Although Brits might be reminded of school lunches on seeing these deep-fried delights, the madrileño original is something completely different. Filled with gooey béchamel cheese and ham and covered in breadcrumbs, croquetas are a staple of any decent tapas bar and go fantastically well when washed down with a caña (small draught beer).
A speciality of the infamous Bar Melo’s in the district of Lavapiés, eating – or attempting to eat – the zapatilla is an experience in itself. The zapatilla (meaning ‘slipper’ is an enormous toasted sandwich stuffed with melted cheese and lacón, a type of ham similar to gammon. It’s a delicious greasy delight, perfectly washed down with a cup of cider.
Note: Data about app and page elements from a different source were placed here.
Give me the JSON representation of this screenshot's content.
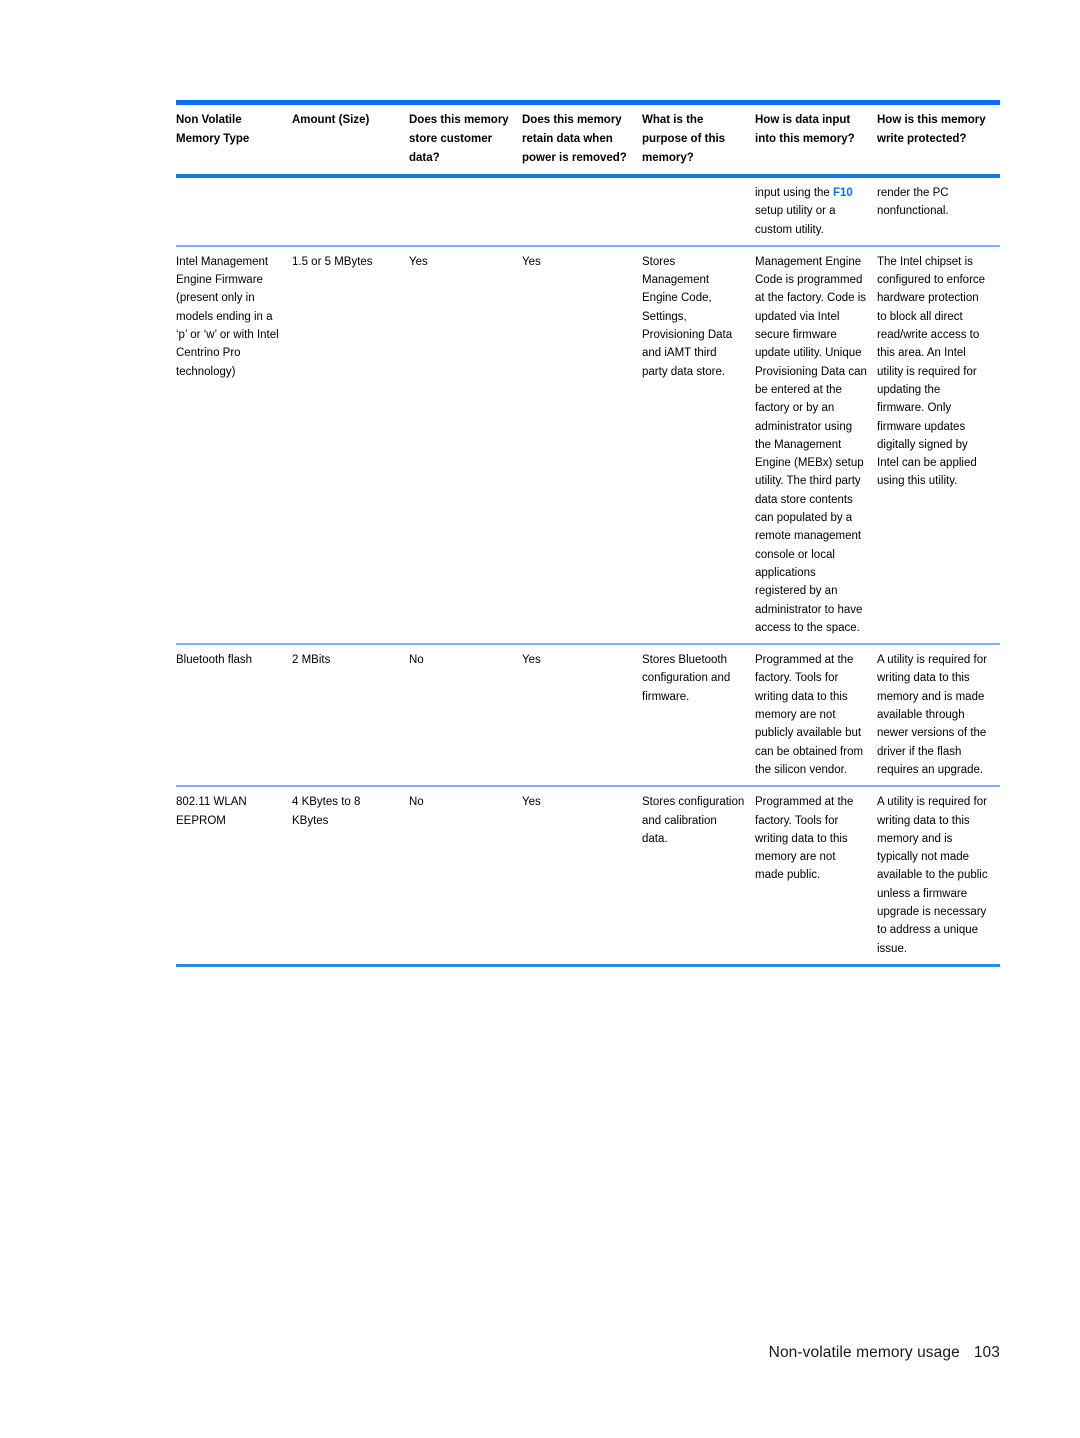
{
  "document": {
    "footer_title": "Non-volatile memory usage",
    "page_number": "103"
  },
  "colors": {
    "rule_primary": "#0a6efc",
    "rule_header_bottom": "#1878e8",
    "rule_row": "#7eaefc",
    "rule_bottom": "#2b8ae8",
    "kbd_reference": "#0a6efc"
  },
  "table": {
    "headers": [
      "Non Volatile Memory Type",
      "Amount (Size)",
      "Does this memory store customer data?",
      "Does this memory retain data when power is removed?",
      "What is the purpose of this memory?",
      "How is data input into this memory?",
      "How is this memory write protected?"
    ],
    "rows": [
      {
        "name": "",
        "amount": "",
        "stores_customer_data": "",
        "retains_data": "",
        "purpose": "",
        "input_prefix": "input using the ",
        "input_kbd": "F10",
        "input_suffix": " setup utility or a custom utility.",
        "write_protected": "render the PC nonfunctional."
      },
      {
        "name": "Intel Management Engine Firmware (present only in models ending in a ‘p’ or ‘w’ or with Intel Centrino Pro technology)",
        "amount": "1.5 or 5 MBytes",
        "stores_customer_data": "Yes",
        "retains_data": "Yes",
        "purpose": "Stores Management Engine Code, Settings, Provisioning Data and iAMT third party data store.",
        "input": "Management Engine Code is programmed at the factory. Code is updated via Intel secure firmware update utility. Unique Provisioning Data can be entered at the factory or by an administrator using the Management Engine (MEBx) setup utility. The third party data store contents can populated by a remote management console or local applications registered by an administrator to have access to the space.",
        "write_protected": "The Intel chipset is configured to enforce hardware protection to block all direct read/write access to this area. An Intel utility is required for updating the firmware. Only firmware updates digitally signed by Intel can be applied using this utility."
      },
      {
        "name": "Bluetooth flash",
        "amount": "2 MBits",
        "stores_customer_data": "No",
        "retains_data": "Yes",
        "purpose": "Stores Bluetooth configuration and firmware.",
        "input": "Programmed at the factory. Tools for writing data to this memory are not publicly available but can be obtained from the silicon vendor.",
        "write_protected": "A utility is required for writing data to this memory and is made available through newer versions of the driver if the flash requires an upgrade."
      },
      {
        "name": "802.11 WLAN EEPROM",
        "amount": "4 KBytes to 8 KBytes",
        "stores_customer_data": "No",
        "retains_data": "Yes",
        "purpose": "Stores configuration and calibration data.",
        "input": "Programmed at the factory. Tools for writing data to this memory are not made public.",
        "write_protected": "A utility is required for writing data to this memory and is typically not made available to the public unless a firmware upgrade is necessary to address a unique issue."
      }
    ]
  }
}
If you manage to squeeze your way in (most people end up eating standing up, so popular is this tiny café), order a “ración” or “media-ración” of the zapatilla – a half-portion will feed 2-3, while a full sandwich will be more than enough for 6. Don’t expect to feel hungry again for the next day or so.
These long sticks of deep-fried dough are not for the faint-hearted. Served with a bowl of hot chocolate so thick you could stand your spoon in it, churros are not as sweet as many visitors expect them to be. Though you can by them dusted with sugar or filled with cream, the authentic churro is savoury and greasy. Instead of sweetness, the grease of the dough is off-set by the richness of the chocolate, leading to a calorific but deeply indulgent delight. These are often eaten by revellers early in the morning, on their way back home after a night out. To sample the best, the Chocolatería San Gines is the ultimate destination, just off the Plaza Mayor with a fantastic old-fashioned décor and a history stretching back to 1894.
More sweet treats
You can’t leave Madrid without sampling some classic Spanish pastries. Leave any concerns about your waistline behind: the Spanish specialise in delicious baked, fried and gooey items which are simply irresistible. For the absolute best, head to La Mallorquina bakery on the Puerta del Sol, also founded in 1894 (obviously a good year for Madrid cuisine).
Try the torrijas, the Spanish version of French toast usually cooked in wine, rosquillas, similar to doughnuts and available under various guises depending on the time of year, or huesos de santos around the Day of the Dead in November: marzipan shaped like bones with sweet fillings. The ultimate must-eat (though not available during summer) is turrón, a nougat-like substance available in either hard or soft forms. There are dozens of varieties available, my personal favourite being the hard Alicante variety filled with almonds, but it’s recommended you sample a few (and then a few more) to find your own favourite. Aren’t you glad you brought that stretchy waistband now?
Lindsey Ford is a food-loving London-based writer and translator. She currently blogs about Madrid hotels, restaurants, attractions and traveller’s tips for the Madrid hotel price comparison website SubwayHotels.com.